### WHAT YOU SHOULD DO
This exercise asks for every line of the material that contains the word "Objetivo".

### SUPPLIED RECORDS
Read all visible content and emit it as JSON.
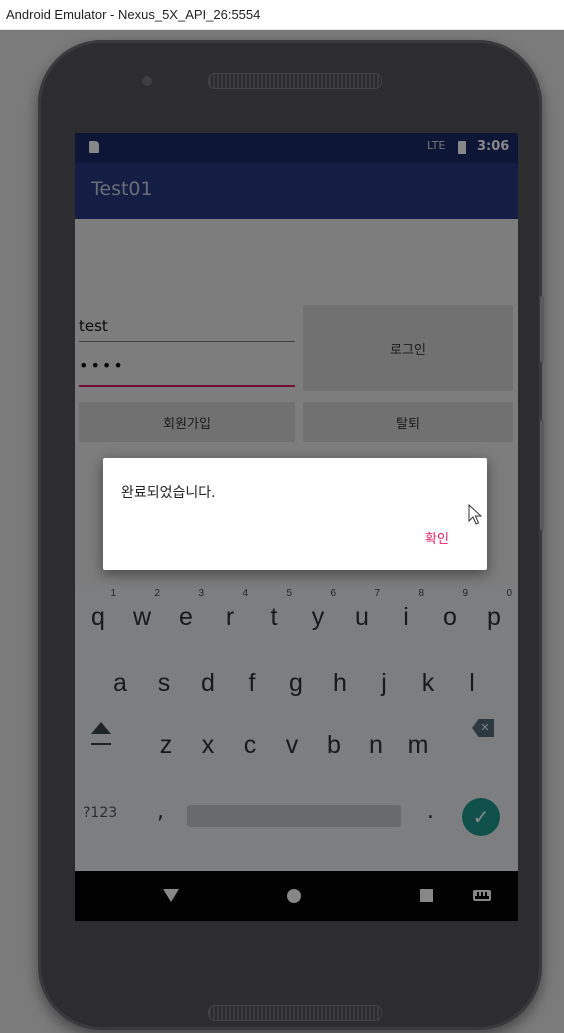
{
  "window": {
    "title": "Android Emulator - Nexus_5X_API_26:5554"
  },
  "statusbar": {
    "time": "3:06",
    "signal_label": "LTE"
  },
  "appbar": {
    "title": "Test01"
  },
  "form": {
    "id_value": "test",
    "password_value": "••••",
    "login_label": "로그인",
    "signup_label": "회원가입",
    "withdraw_label": "탈퇴"
  },
  "dialog": {
    "message": "완료되었습니다.",
    "ok_label": "확인"
  },
  "keyboard": {
    "row1": [
      "q",
      "w",
      "e",
      "r",
      "t",
      "y",
      "u",
      "i",
      "o",
      "p"
    ],
    "row1_hints": [
      "1",
      "2",
      "3",
      "4",
      "5",
      "6",
      "7",
      "8",
      "9",
      "0"
    ],
    "row2": [
      "a",
      "s",
      "d",
      "f",
      "g",
      "h",
      "j",
      "k",
      "l"
    ],
    "row3": [
      "z",
      "x",
      "c",
      "v",
      "b",
      "n",
      "m"
    ],
    "symbols_label": "?123",
    "comma": ",",
    "period": "."
  },
  "colors": {
    "appbar": "#26377f",
    "statusbar": "#1c2a6a",
    "accent": "#e91e63",
    "enter_key": "#1e9a8c"
  },
  "icons": [
    "sd-card-icon",
    "signal-icon",
    "battery-icon",
    "shift-icon",
    "backspace-icon",
    "check-icon",
    "back-icon",
    "home-icon",
    "recents-icon",
    "keyboard-icon",
    "mouse-cursor-icon"
  ]
}
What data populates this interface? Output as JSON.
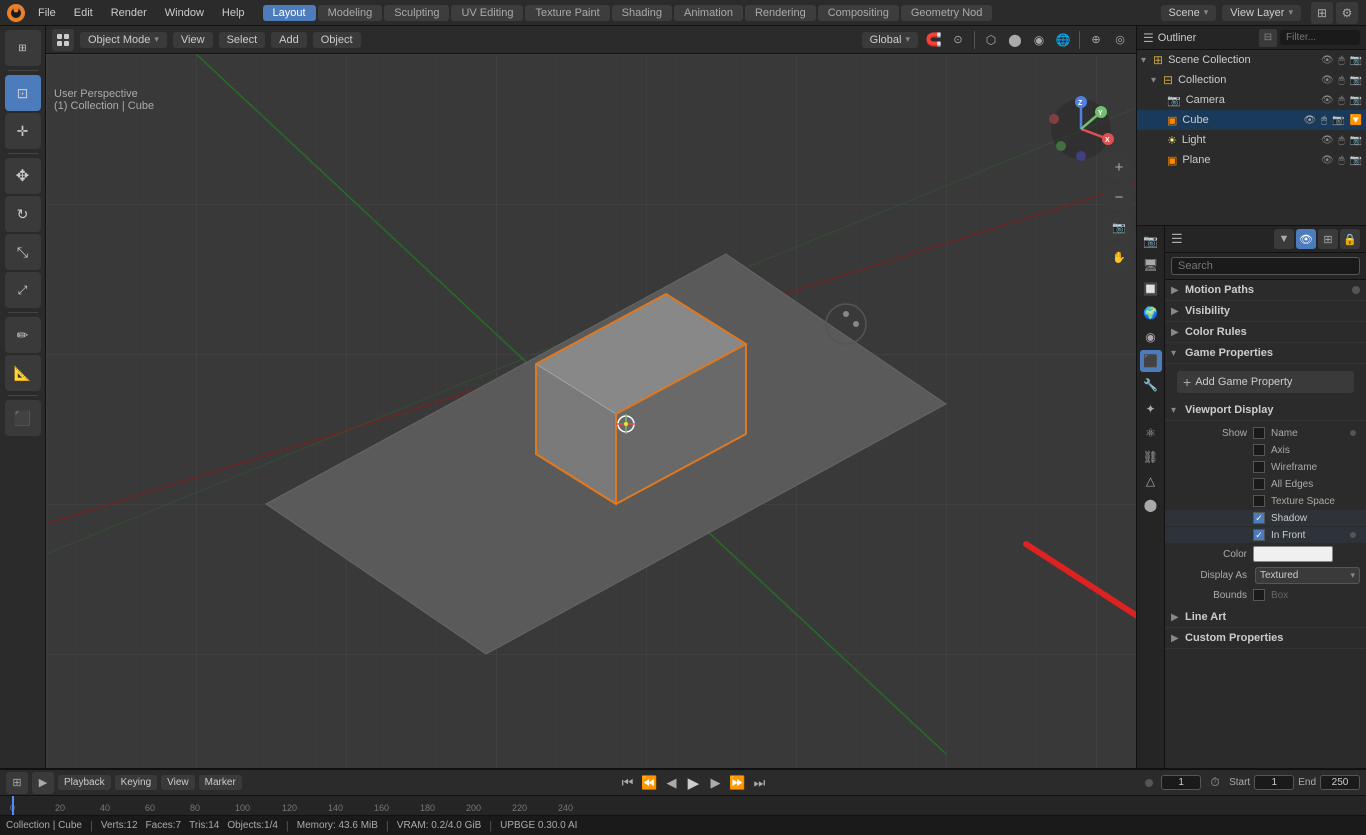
{
  "app": {
    "title": "Blender",
    "file": "File",
    "edit": "Edit",
    "render": "Render",
    "window": "Window",
    "help": "Help"
  },
  "workspaces": [
    {
      "label": "Layout",
      "active": true
    },
    {
      "label": "Modeling",
      "active": false
    },
    {
      "label": "Sculpting",
      "active": false
    },
    {
      "label": "UV Editing",
      "active": false
    },
    {
      "label": "Texture Paint",
      "active": false
    },
    {
      "label": "Shading",
      "active": false
    },
    {
      "label": "Animation",
      "active": false
    },
    {
      "label": "Rendering",
      "active": false
    },
    {
      "label": "Compositing",
      "active": false
    },
    {
      "label": "Geometry Nod",
      "active": false
    }
  ],
  "scene": {
    "name": "Scene",
    "view_layer": "View Layer"
  },
  "viewport": {
    "mode": "Object Mode",
    "view_label": "View",
    "select_label": "Select",
    "add_label": "Add",
    "object_label": "Object",
    "perspective": "User Perspective",
    "collection": "(1) Collection | Cube",
    "transform": "Global"
  },
  "gizmo": {
    "x_color": "#e05050",
    "y_color": "#70c070",
    "z_color": "#5080e0"
  },
  "outliner": {
    "title": "Outliner",
    "items": [
      {
        "label": "Scene Collection",
        "level": 0,
        "icon": "📁",
        "type": "scene_collection"
      },
      {
        "label": "Collection",
        "level": 1,
        "icon": "📁",
        "type": "collection",
        "expanded": true
      },
      {
        "label": "Camera",
        "level": 2,
        "icon": "📷",
        "type": "camera"
      },
      {
        "label": "Cube",
        "level": 2,
        "icon": "⬜",
        "type": "mesh",
        "selected": true,
        "active": true
      },
      {
        "label": "Light",
        "level": 2,
        "icon": "💡",
        "type": "light"
      },
      {
        "label": "Plane",
        "level": 2,
        "icon": "⬜",
        "type": "mesh"
      }
    ]
  },
  "properties": {
    "search_placeholder": "Search",
    "sections": {
      "motion_paths": {
        "label": "Motion Paths",
        "expanded": false
      },
      "visibility": {
        "label": "Visibility",
        "expanded": false
      },
      "color_rules": {
        "label": "Color Rules",
        "expanded": false
      },
      "game_properties": {
        "label": "Game Properties",
        "expanded": true,
        "add_btn": "Add Game Property"
      },
      "viewport_display": {
        "label": "Viewport Display",
        "expanded": true,
        "show_label": "Show",
        "checkboxes": [
          {
            "label": "Name",
            "checked": false
          },
          {
            "label": "Axis",
            "checked": false
          },
          {
            "label": "Wireframe",
            "checked": false
          },
          {
            "label": "All Edges",
            "checked": false
          },
          {
            "label": "Texture Space",
            "checked": false
          },
          {
            "label": "Shadow",
            "checked": true
          },
          {
            "label": "In Front",
            "checked": true
          }
        ],
        "color_label": "Color",
        "display_as_label": "Display As",
        "display_as_value": "Textured",
        "bounds_label": "Bounds",
        "bounds_value": "Box"
      },
      "line_art": {
        "label": "Line Art",
        "expanded": false
      },
      "custom_properties": {
        "label": "Custom Properties",
        "expanded": false
      }
    }
  },
  "timeline": {
    "playback": "Playback",
    "keying": "Keying",
    "view": "View",
    "marker": "Marker",
    "frame_current": "1",
    "start_label": "Start",
    "start_value": "1",
    "end_label": "End",
    "end_value": "250"
  },
  "status_bar": {
    "collection": "Collection | Cube",
    "verts": "Verts:12",
    "faces": "Faces:7",
    "tris": "Tris:14",
    "objects": "Objects:1/4",
    "memory": "Memory: 43.6 MiB",
    "vram": "VRAM: 0.2/4.0 GiB",
    "upbge": "UPBGE 0.30.0 AI"
  },
  "ruler": {
    "marks": [
      "0",
      "20",
      "40",
      "60",
      "80",
      "100",
      "120",
      "140",
      "160",
      "180",
      "200",
      "220",
      "240"
    ]
  }
}
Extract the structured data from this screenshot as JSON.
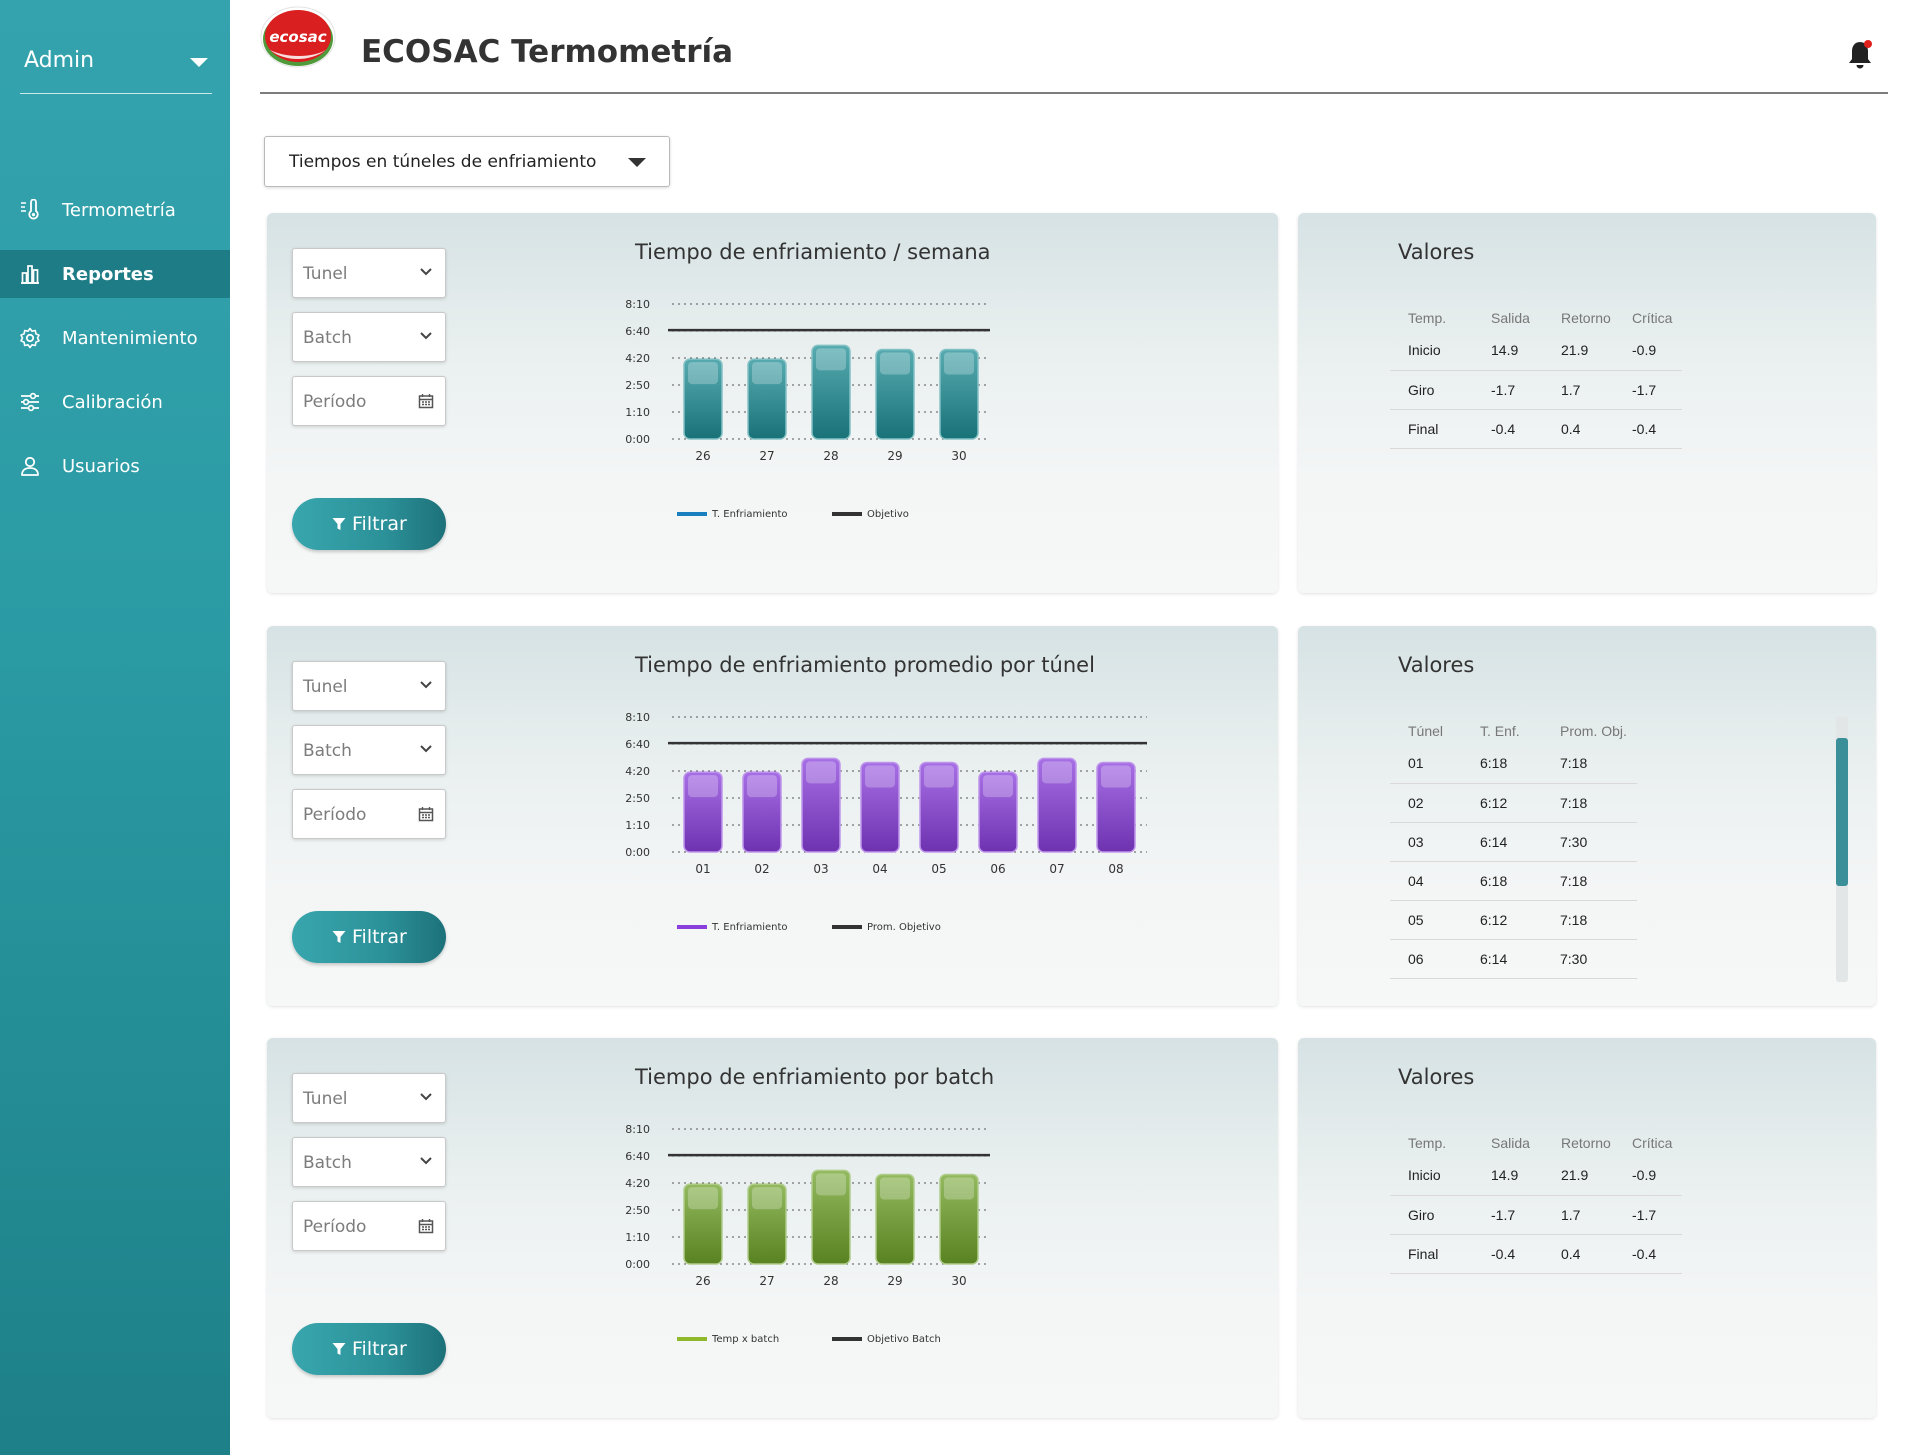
{
  "sidebar": {
    "user": "Admin",
    "items": [
      {
        "label": "Termometría",
        "icon": "thermometer-icon",
        "active": false
      },
      {
        "label": "Reportes",
        "icon": "bar-chart-icon",
        "active": true
      },
      {
        "label": "Mantenimiento",
        "icon": "gear-icon",
        "active": false
      },
      {
        "label": "Calibración",
        "icon": "sliders-icon",
        "active": false
      },
      {
        "label": "Usuarios",
        "icon": "user-icon",
        "active": false
      }
    ]
  },
  "header": {
    "logo_text": "ecosac",
    "title": "ECOSAC Termometría",
    "notification_dot_color": "#e0201b"
  },
  "report_selector": {
    "value": "Tiempos en túneles de enfriamiento"
  },
  "filters": {
    "tunel": "Tunel",
    "batch": "Batch",
    "periodo": "Período",
    "button": "Filtrar"
  },
  "colors": {
    "teal": "#1f8f96",
    "purple": "#8a3fdc",
    "green": "#6fa32a",
    "target": "#333333",
    "accent": "#2a9aa3"
  },
  "panels": [
    {
      "title": "Tiempo de enfriamiento / semana",
      "values_title": "Valores",
      "chart_data": {
        "type": "bar",
        "categories": [
          "26",
          "27",
          "28",
          "29",
          "30"
        ],
        "y_ticks": [
          "8:10",
          "6:40",
          "4:20",
          "2:50",
          "1:10",
          "0:00"
        ],
        "ylim_minutes": [
          0,
          490
        ],
        "series": [
          {
            "name": "T. Enfriamiento",
            "color": "#1f8f96",
            "values_minutes": [
              290,
              290,
              340,
              325,
              325
            ]
          },
          {
            "name": "Objetivo",
            "type": "line",
            "color": "#333333",
            "value_minutes": 395
          }
        ],
        "legend": [
          {
            "label": "T. Enfriamiento",
            "color": "#1a7fbf"
          },
          {
            "label": "Objetivo",
            "color": "#333333"
          }
        ]
      },
      "table": {
        "headers": [
          "Temp.",
          "Salida",
          "Retorno",
          "Crítica"
        ],
        "rows": [
          [
            "Inicio",
            "14.9",
            "21.9",
            "-0.9"
          ],
          [
            "Giro",
            "-1.7",
            "1.7",
            "-1.7"
          ],
          [
            "Final",
            "-0.4",
            "0.4",
            "-0.4"
          ]
        ]
      }
    },
    {
      "title": "Tiempo de enfriamiento promedio por túnel",
      "values_title": "Valores",
      "chart_data": {
        "type": "bar",
        "categories": [
          "01",
          "02",
          "03",
          "04",
          "05",
          "06",
          "07",
          "08"
        ],
        "y_ticks": [
          "8:10",
          "6:40",
          "4:20",
          "2:50",
          "1:10",
          "0:00"
        ],
        "ylim_minutes": [
          0,
          490
        ],
        "series": [
          {
            "name": "T. Enfriamiento",
            "color": "#8a3fdc",
            "values_minutes": [
              290,
              290,
              340,
              325,
              325,
              290,
              340,
              325
            ]
          },
          {
            "name": "Prom. Objetivo",
            "type": "line",
            "color": "#333333",
            "value_minutes": 395
          }
        ],
        "legend": [
          {
            "label": "T. Enfriamiento",
            "color": "#8a3fdc"
          },
          {
            "label": "Prom. Objetivo",
            "color": "#333333"
          }
        ]
      },
      "table": {
        "headers": [
          "Túnel",
          "T. Enf.",
          "Prom. Obj."
        ],
        "rows": [
          [
            "01",
            "6:18",
            "7:18"
          ],
          [
            "02",
            "6:12",
            "7:18"
          ],
          [
            "03",
            "6:14",
            "7:30"
          ],
          [
            "04",
            "6:18",
            "7:18"
          ],
          [
            "05",
            "6:12",
            "7:18"
          ],
          [
            "06",
            "6:14",
            "7:30"
          ]
        ]
      }
    },
    {
      "title": "Tiempo de enfriamiento por batch",
      "values_title": "Valores",
      "chart_data": {
        "type": "bar",
        "categories": [
          "26",
          "27",
          "28",
          "29",
          "30"
        ],
        "y_ticks": [
          "8:10",
          "6:40",
          "4:20",
          "2:50",
          "1:10",
          "0:00"
        ],
        "ylim_minutes": [
          0,
          490
        ],
        "series": [
          {
            "name": "Temp x batch",
            "color": "#6fa32a",
            "values_minutes": [
              290,
              290,
              340,
              325,
              325
            ]
          },
          {
            "name": "Objetivo Batch",
            "type": "line",
            "color": "#333333",
            "value_minutes": 395
          }
        ],
        "legend": [
          {
            "label": "Temp x batch",
            "color": "#8fb82a"
          },
          {
            "label": "Objetivo Batch",
            "color": "#333333"
          }
        ]
      },
      "table": {
        "headers": [
          "Temp.",
          "Salida",
          "Retorno",
          "Crítica"
        ],
        "rows": [
          [
            "Inicio",
            "14.9",
            "21.9",
            "-0.9"
          ],
          [
            "Giro",
            "-1.7",
            "1.7",
            "-1.7"
          ],
          [
            "Final",
            "-0.4",
            "0.4",
            "-0.4"
          ]
        ]
      }
    }
  ]
}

### YOUR SOLUTION
            "name": "Objetivo",
            "label": "Objetivo",
            "name": "Prom. Objetivo",
            "label": "Prom. Objetivo",
            "name": "Objetivo Batch",
            "label": "Objetivo Batch",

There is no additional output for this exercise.